BEGIN

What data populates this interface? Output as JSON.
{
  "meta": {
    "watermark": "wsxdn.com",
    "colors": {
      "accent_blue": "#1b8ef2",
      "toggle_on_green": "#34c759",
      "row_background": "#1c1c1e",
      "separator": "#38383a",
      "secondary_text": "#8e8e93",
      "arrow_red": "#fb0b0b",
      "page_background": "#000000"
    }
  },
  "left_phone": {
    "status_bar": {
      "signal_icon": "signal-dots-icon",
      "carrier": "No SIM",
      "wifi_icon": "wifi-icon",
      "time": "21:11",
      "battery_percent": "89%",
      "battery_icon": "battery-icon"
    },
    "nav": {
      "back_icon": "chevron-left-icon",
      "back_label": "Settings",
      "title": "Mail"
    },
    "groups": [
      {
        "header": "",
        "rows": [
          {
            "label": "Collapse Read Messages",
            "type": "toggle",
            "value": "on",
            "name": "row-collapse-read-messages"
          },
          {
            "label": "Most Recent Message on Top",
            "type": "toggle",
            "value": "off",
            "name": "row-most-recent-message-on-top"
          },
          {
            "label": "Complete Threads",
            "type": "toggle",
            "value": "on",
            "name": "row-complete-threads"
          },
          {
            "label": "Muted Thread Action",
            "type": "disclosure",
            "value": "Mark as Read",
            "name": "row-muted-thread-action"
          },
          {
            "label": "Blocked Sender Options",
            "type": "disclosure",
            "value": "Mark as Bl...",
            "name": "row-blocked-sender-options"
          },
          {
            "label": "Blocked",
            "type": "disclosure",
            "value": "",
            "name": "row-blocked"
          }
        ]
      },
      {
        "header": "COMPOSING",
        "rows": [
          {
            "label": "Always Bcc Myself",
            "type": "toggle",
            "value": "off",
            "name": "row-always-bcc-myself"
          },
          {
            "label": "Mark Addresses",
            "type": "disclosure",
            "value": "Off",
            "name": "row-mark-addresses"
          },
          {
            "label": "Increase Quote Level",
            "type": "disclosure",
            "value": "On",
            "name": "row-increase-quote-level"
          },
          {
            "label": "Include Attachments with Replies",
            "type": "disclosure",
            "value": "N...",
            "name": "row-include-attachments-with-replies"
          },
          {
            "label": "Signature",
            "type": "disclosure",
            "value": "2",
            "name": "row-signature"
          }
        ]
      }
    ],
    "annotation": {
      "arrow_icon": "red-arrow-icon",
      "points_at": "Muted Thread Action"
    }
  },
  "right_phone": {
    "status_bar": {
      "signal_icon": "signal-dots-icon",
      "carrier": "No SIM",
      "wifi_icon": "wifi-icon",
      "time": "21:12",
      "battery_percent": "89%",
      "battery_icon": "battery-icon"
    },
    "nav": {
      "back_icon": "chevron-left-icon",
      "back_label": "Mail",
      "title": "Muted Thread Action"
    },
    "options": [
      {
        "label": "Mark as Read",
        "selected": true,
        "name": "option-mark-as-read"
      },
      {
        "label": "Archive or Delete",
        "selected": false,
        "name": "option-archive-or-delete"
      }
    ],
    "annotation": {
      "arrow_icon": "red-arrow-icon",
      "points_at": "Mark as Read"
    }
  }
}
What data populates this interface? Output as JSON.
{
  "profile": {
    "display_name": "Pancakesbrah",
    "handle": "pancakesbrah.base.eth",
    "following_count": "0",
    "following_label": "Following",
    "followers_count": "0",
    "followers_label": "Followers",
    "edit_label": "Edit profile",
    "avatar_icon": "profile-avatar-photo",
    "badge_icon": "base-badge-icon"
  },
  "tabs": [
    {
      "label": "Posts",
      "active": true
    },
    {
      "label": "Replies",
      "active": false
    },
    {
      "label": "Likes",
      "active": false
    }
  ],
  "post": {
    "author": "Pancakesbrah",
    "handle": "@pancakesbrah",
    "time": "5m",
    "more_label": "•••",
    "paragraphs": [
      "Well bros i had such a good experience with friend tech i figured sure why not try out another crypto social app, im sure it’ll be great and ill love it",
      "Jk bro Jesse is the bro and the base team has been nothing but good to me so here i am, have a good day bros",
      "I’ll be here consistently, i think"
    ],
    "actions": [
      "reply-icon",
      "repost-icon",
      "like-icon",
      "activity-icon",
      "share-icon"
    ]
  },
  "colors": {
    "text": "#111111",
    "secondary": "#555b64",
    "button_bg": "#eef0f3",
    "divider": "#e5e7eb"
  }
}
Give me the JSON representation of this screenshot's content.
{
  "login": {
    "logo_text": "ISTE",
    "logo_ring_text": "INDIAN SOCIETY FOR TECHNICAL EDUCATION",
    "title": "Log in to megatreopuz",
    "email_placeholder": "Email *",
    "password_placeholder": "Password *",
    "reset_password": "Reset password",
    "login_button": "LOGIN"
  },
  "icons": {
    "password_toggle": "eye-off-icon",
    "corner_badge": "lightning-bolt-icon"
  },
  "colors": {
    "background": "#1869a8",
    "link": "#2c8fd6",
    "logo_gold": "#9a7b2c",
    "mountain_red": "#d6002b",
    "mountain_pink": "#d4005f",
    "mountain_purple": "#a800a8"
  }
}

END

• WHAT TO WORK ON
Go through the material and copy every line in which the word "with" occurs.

• ANSWER AREA
            "label": "Include Attachments with Replies",
            "name": "row-include-attachments-with-replies"
      "Well bros i had such a good experience with friend tech i figured sure why not try out another crypto social app, im sure it’ll be great and ill love it",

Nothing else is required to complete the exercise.